Problem to solve:
Only an exact copy of the entries, stripped of pictures, will serve as the answer.
== == ==
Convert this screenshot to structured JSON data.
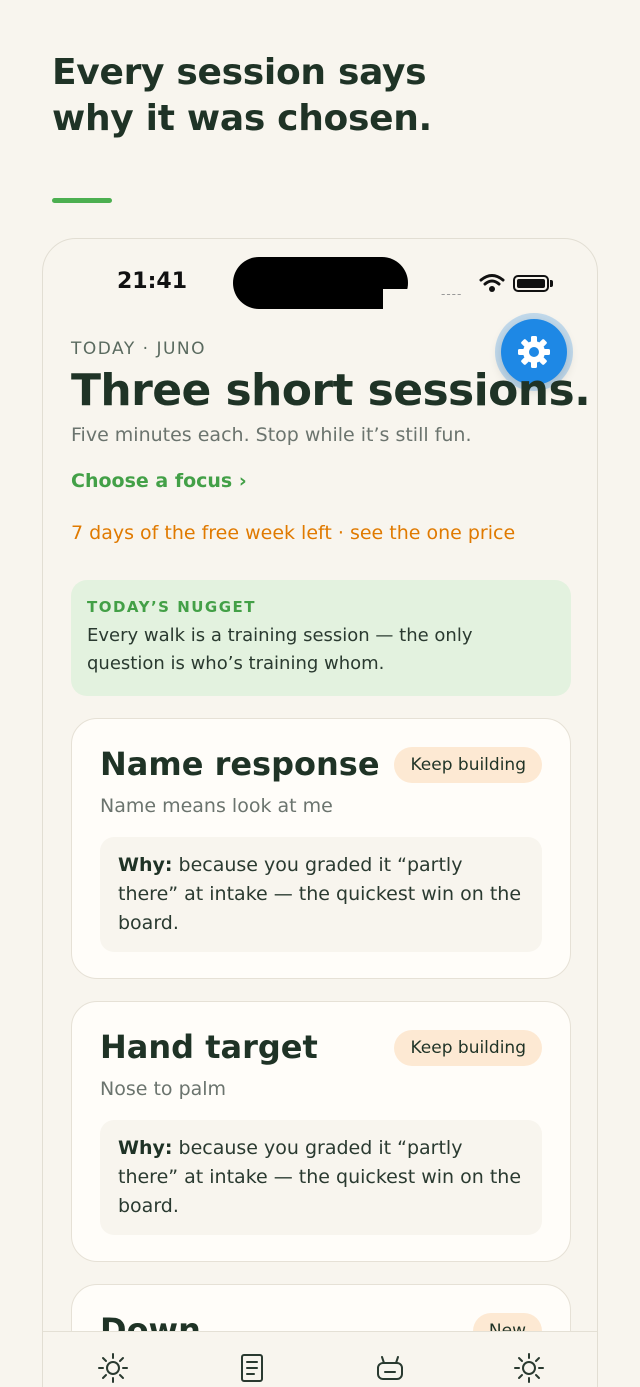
{
  "headline": {
    "line1": "Every session says",
    "line2": "why it was chosen."
  },
  "status_bar": {
    "time": "21:41",
    "signal_text": "----"
  },
  "header": {
    "eyebrow": "TODAY · JUNO",
    "title": "Three short sessions.",
    "subtitle": "Five minutes each. Stop while it’s still fun.",
    "focus_link": "Choose a focus ›",
    "trial_link": "7 days of the free week left · see the one price"
  },
  "nugget": {
    "label": "TODAY’S NUGGET",
    "text": "Every walk is a training session — the only question is who’s training whom."
  },
  "cards": [
    {
      "title": "Name response",
      "badge": "Keep building",
      "subtitle": "Name means look at me",
      "why_label": "Why:",
      "why_text": " because you graded it “partly there” at intake — the quickest win on the board."
    },
    {
      "title": "Hand target",
      "badge": "Keep building",
      "subtitle": "Nose to palm",
      "why_label": "Why:",
      "why_text": " because you graded it “partly there” at intake — the quickest win on the board."
    },
    {
      "title": "Down",
      "badge": "New"
    }
  ],
  "tabs": [
    {
      "icon": "sun-icon"
    },
    {
      "icon": "notes-icon"
    },
    {
      "icon": "robot-icon"
    },
    {
      "icon": "settings-sun-icon"
    }
  ],
  "colors": {
    "accent_green": "#43a047",
    "trial_orange": "#e07a00",
    "fab_blue": "#1e88e5"
  }
}
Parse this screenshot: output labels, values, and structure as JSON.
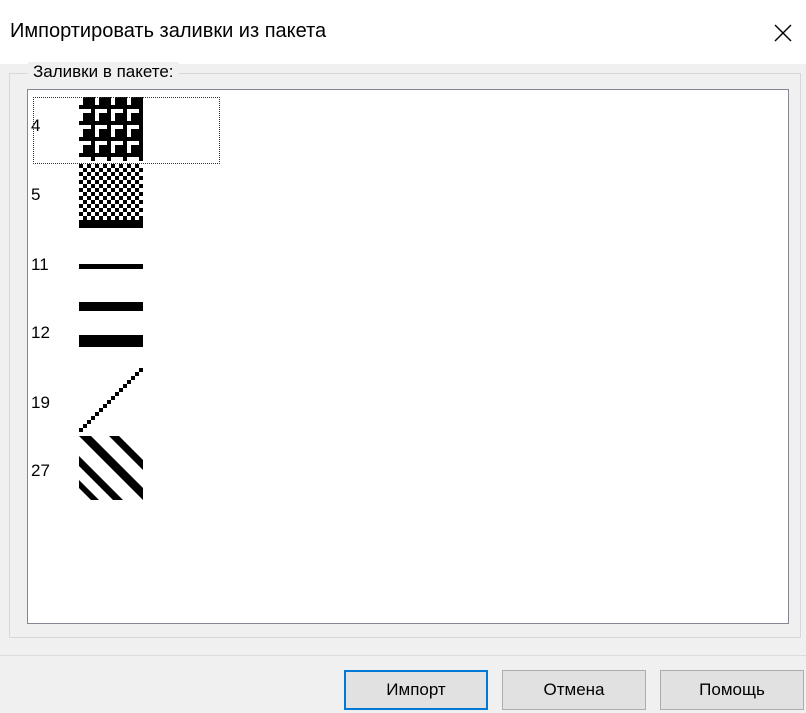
{
  "window": {
    "title": "Импортировать заливки из пакета"
  },
  "group": {
    "label": "Заливки в пакете:"
  },
  "fills": [
    {
      "number": "4",
      "pattern": "grid",
      "selected": true
    },
    {
      "number": "5",
      "pattern": "checker"
    },
    {
      "number": "11",
      "pattern": "thin-line"
    },
    {
      "number": "12",
      "pattern": "thick-lines"
    },
    {
      "number": "19",
      "pattern": "diagonal-forward"
    },
    {
      "number": "27",
      "pattern": "diagonal-backward-bands"
    }
  ],
  "buttons": {
    "import": "Импорт",
    "cancel": "Отмена",
    "help": "Помощь"
  },
  "colors": {
    "default_button_border": "#0078d7",
    "pattern": "#000000"
  }
}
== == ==
Solution to this exercise:
Convert this screenshot to structured JSON data.
{
  "headline": {
    "line1": "Every session says",
    "line2": "why it was chosen."
  },
  "status_bar": {
    "time": "21:41",
    "signal_text": "----"
  },
  "header": {
    "eyebrow": "TODAY · JUNO",
    "title": "Three short sessions.",
    "subtitle": "Five minutes each. Stop while it’s still fun.",
    "focus_link": "Choose a focus ›",
    "trial_link": "7 days of the free week left · see the one price"
  },
  "nugget": {
    "label": "TODAY’S NUGGET",
    "text": "Every walk is a training session — the only question is who’s training whom."
  },
  "cards": [
    {
      "title": "Name response",
      "badge": "Keep building",
      "subtitle": "Name means look at me",
      "why_label": "Why:",
      "why_text": " because you graded it “partly there” at intake — the quickest win on the board."
    },
    {
      "title": "Hand target",
      "badge": "Keep building",
      "subtitle": "Nose to palm",
      "why_label": "Why:",
      "why_text": " because you graded it “partly there” at intake — the quickest win on the board."
    },
    {
      "title": "Down",
      "badge": "New"
    }
  ],
  "tabs": [
    {
      "icon": "sun-icon"
    },
    {
      "icon": "notes-icon"
    },
    {
      "icon": "robot-icon"
    },
    {
      "icon": "settings-sun-icon"
    }
  ],
  "colors": {
    "accent_green": "#43a047",
    "trial_orange": "#e07a00",
    "fab_blue": "#1e88e5"
  }
}
Parse this screenshot: output labels, values, and structure as JSON.
{
  "window": {
    "title": "Импортировать заливки из пакета"
  },
  "group": {
    "label": "Заливки в пакете:"
  },
  "fills": [
    {
      "number": "4",
      "pattern": "grid",
      "selected": true
    },
    {
      "number": "5",
      "pattern": "checker"
    },
    {
      "number": "11",
      "pattern": "thin-line"
    },
    {
      "number": "12",
      "pattern": "thick-lines"
    },
    {
      "number": "19",
      "pattern": "diagonal-forward"
    },
    {
      "number": "27",
      "pattern": "diagonal-backward-bands"
    }
  ],
  "buttons": {
    "import": "Импорт",
    "cancel": "Отмена",
    "help": "Помощь"
  },
  "colors": {
    "default_button_border": "#0078d7",
    "pattern": "#000000"
  }
}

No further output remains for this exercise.